  He was a very friendly fellow and very approachable, so I asked him what’s the typical OS that you encounter on base.  I was expecting and almost hoping he was going to tell me that they use some custom form of Unix or something really cool. He answered “Well actually you would be surprised how much we run into DOS.”  DOS!  I know the military is on a tight budget but come on, lol!  I joked with him saying “Isn’t this the same organization that was accused of buying $500 hammers a while back?”  He laughed.  A very interesting guy and I enjoyed talking to him.  I was surprised but he was trying to recruit new workers right out of the CEH class!  He mentioned that once people get trained and have been there a while, they leave and go on to other things.  He had no idea why because the pay was not bad. Not great, but not bad.  Starting at $80,000 and then after a few years it would be up to $120,000. The kicker was that it was tax free.  I don’t get it, but he maintained that this was the way you were paid while working for the DOD in a US military installation in Germany.

  On a side note, he said if they do find vulnerability, they don’t attempt a patch.
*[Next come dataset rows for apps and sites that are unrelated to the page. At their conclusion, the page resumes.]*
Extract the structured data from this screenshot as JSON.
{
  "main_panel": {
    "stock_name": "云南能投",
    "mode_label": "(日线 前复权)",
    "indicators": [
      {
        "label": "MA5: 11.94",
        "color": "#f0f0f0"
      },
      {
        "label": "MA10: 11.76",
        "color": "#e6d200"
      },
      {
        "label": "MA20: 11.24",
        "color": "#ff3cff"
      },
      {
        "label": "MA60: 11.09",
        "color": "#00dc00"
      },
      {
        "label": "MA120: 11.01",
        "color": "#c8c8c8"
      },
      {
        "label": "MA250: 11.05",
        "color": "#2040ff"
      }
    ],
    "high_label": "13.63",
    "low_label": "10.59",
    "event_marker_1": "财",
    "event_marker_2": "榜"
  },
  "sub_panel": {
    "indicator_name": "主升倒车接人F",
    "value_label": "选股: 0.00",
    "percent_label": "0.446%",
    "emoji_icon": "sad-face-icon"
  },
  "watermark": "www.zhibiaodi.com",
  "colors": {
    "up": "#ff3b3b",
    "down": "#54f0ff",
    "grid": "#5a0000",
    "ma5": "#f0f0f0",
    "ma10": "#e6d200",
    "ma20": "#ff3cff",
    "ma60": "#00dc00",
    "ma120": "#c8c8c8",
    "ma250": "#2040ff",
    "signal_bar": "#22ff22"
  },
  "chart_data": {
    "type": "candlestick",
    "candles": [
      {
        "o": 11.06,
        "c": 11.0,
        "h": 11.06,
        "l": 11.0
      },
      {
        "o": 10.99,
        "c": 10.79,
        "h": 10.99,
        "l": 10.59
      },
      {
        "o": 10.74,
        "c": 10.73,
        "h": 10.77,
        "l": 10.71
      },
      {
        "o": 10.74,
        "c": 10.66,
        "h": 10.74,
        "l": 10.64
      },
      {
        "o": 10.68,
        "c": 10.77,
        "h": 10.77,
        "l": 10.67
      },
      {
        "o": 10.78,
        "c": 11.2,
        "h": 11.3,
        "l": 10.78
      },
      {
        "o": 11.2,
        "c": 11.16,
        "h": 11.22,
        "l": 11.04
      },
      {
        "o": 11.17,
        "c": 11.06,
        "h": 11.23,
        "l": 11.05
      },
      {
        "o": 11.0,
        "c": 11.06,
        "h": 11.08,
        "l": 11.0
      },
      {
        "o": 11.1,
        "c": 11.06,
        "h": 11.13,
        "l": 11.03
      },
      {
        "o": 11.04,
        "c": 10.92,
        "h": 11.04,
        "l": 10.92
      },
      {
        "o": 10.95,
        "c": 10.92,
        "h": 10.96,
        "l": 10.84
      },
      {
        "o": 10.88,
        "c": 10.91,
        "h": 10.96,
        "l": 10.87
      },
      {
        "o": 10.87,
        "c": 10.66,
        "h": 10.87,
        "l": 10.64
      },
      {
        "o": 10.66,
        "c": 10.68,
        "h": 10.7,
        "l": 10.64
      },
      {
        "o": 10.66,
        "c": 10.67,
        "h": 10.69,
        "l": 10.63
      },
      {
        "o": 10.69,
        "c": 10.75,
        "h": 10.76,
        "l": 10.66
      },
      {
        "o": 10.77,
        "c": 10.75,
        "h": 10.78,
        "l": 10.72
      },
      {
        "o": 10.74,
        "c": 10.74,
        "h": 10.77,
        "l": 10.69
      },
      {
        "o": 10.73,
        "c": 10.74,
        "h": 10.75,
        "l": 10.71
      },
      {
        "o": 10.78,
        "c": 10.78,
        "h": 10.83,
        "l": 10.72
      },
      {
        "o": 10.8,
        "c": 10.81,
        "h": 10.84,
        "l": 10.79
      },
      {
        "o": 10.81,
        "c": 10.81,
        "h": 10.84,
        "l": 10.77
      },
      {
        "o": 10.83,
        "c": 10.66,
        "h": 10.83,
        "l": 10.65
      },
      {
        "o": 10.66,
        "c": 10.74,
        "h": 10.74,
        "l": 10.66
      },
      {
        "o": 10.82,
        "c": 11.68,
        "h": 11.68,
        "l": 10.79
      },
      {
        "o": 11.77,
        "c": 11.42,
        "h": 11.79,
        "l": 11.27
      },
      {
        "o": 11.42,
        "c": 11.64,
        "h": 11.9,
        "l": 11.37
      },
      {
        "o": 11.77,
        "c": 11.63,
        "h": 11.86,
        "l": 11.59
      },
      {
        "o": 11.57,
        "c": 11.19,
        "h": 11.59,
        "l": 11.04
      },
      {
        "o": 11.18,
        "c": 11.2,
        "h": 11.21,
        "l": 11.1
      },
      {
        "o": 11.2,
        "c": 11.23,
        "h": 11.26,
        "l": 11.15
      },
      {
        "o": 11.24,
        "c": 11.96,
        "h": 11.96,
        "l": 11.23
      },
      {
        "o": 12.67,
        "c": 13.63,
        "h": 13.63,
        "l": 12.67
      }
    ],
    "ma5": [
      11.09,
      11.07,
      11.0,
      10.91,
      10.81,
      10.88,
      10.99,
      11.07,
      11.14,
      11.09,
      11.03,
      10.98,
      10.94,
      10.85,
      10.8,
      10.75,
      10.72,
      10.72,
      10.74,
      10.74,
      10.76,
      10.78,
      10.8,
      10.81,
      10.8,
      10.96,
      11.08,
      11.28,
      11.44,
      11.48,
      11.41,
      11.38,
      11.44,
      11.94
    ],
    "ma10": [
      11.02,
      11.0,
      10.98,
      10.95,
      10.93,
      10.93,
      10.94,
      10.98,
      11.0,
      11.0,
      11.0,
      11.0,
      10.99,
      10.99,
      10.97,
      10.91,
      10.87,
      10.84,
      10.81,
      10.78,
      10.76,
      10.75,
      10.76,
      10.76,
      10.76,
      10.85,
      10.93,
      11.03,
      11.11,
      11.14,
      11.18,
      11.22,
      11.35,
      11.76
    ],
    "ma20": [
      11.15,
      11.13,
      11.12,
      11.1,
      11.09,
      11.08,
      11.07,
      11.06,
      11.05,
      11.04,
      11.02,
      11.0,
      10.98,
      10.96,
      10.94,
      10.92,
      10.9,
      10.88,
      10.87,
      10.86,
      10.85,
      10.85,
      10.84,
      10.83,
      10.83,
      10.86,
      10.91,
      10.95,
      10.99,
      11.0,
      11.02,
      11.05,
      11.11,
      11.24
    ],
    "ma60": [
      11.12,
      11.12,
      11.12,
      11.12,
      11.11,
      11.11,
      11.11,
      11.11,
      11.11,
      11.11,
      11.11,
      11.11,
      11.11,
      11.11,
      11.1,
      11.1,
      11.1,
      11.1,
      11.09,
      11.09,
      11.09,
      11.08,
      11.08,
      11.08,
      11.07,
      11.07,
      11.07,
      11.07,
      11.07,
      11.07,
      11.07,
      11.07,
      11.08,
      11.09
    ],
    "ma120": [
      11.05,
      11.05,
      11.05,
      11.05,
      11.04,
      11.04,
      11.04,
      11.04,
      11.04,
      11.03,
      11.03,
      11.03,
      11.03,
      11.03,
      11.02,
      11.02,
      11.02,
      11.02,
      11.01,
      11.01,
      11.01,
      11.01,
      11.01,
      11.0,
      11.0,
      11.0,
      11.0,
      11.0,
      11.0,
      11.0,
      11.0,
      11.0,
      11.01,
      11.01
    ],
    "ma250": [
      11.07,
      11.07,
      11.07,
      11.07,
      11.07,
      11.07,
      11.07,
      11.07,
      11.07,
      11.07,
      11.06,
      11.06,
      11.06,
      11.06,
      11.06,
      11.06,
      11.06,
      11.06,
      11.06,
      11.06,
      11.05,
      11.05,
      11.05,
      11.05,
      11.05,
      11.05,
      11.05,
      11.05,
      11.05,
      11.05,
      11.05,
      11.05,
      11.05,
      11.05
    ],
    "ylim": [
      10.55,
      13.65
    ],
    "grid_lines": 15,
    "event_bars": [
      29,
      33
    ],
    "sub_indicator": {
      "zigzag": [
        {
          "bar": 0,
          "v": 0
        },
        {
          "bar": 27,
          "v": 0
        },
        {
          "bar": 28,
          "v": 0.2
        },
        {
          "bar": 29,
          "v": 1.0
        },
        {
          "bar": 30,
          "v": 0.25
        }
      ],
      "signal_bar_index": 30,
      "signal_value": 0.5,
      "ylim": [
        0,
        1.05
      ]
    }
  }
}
They just wipe the drive three times and do a clean install.  Makes sense because if someone has already gained access and placed a root kit, patching at the point doesn’t do a lot of good and they can’t take a chance.
<<

tmartin

Recruiters
Recruiters

Posts: 46

Joined: Tue Sep 20, 2005 9:36 pm

Post Mon Jul 31, 2006 7:11 pm

Re: The Future of Hacking

Buffer overflows will become a thing of the past.


I think this is going to take a while. In 1999, one of the 10 largest banks was still settling federal reserve bank funds (overnight funds) with DOS 3.0. I know as I replaced that system.

Look how many Win95 boxes are still around, along with win98. I know many business still running NT 4.0 in their DMZ (we don't need no stinkin' patches!)

And on the list goes.

Also, as long as there are users, I think there will be middle ground, as there will be middle users. Buffer overflows and other things like that will only stop when they are impossible to create...

Bruce Schenier says that security needs to be easier to use and built in before it really catches on (a very loose paraphrase); he doesn't think there's much of a future in security awareness training. I just don't think that we will be able to make security easy enough for the average user, at least not in my lifetime...technology changes too fast for us to bring it down to the naive user level....

How many people do you know that still don't use computers? Too many!
<<

LSOChris

Post Mon Jul 31, 2006 9:56 pm

Re: The Future of Hacking

Kev,
that guy lied to you on so many levels i dont know where to start...

but i'll start with san diego is not even close to the closest place from germany to take a CEH class or exam...
<<

Kev

Post Tue Aug 01, 2006 12:47 am

Re: The Future of Hacking

Oh no, he was really from the DOD for sure. The instructor knew him and introduced him to the class. The instructor had trained others from his department in the past.  He was taking the class in San Diego because he had family there and had purposely scheduled it that way so that he could see them.  It was hard for him to get to the US much and it was a good opportunity for him.
Next

Return to Opinions

Who is online

Users browsing this forum: No registered users and 1 guest

.
Powered by phpBB® Forum Software © phpBB Group.
Designed by ST Software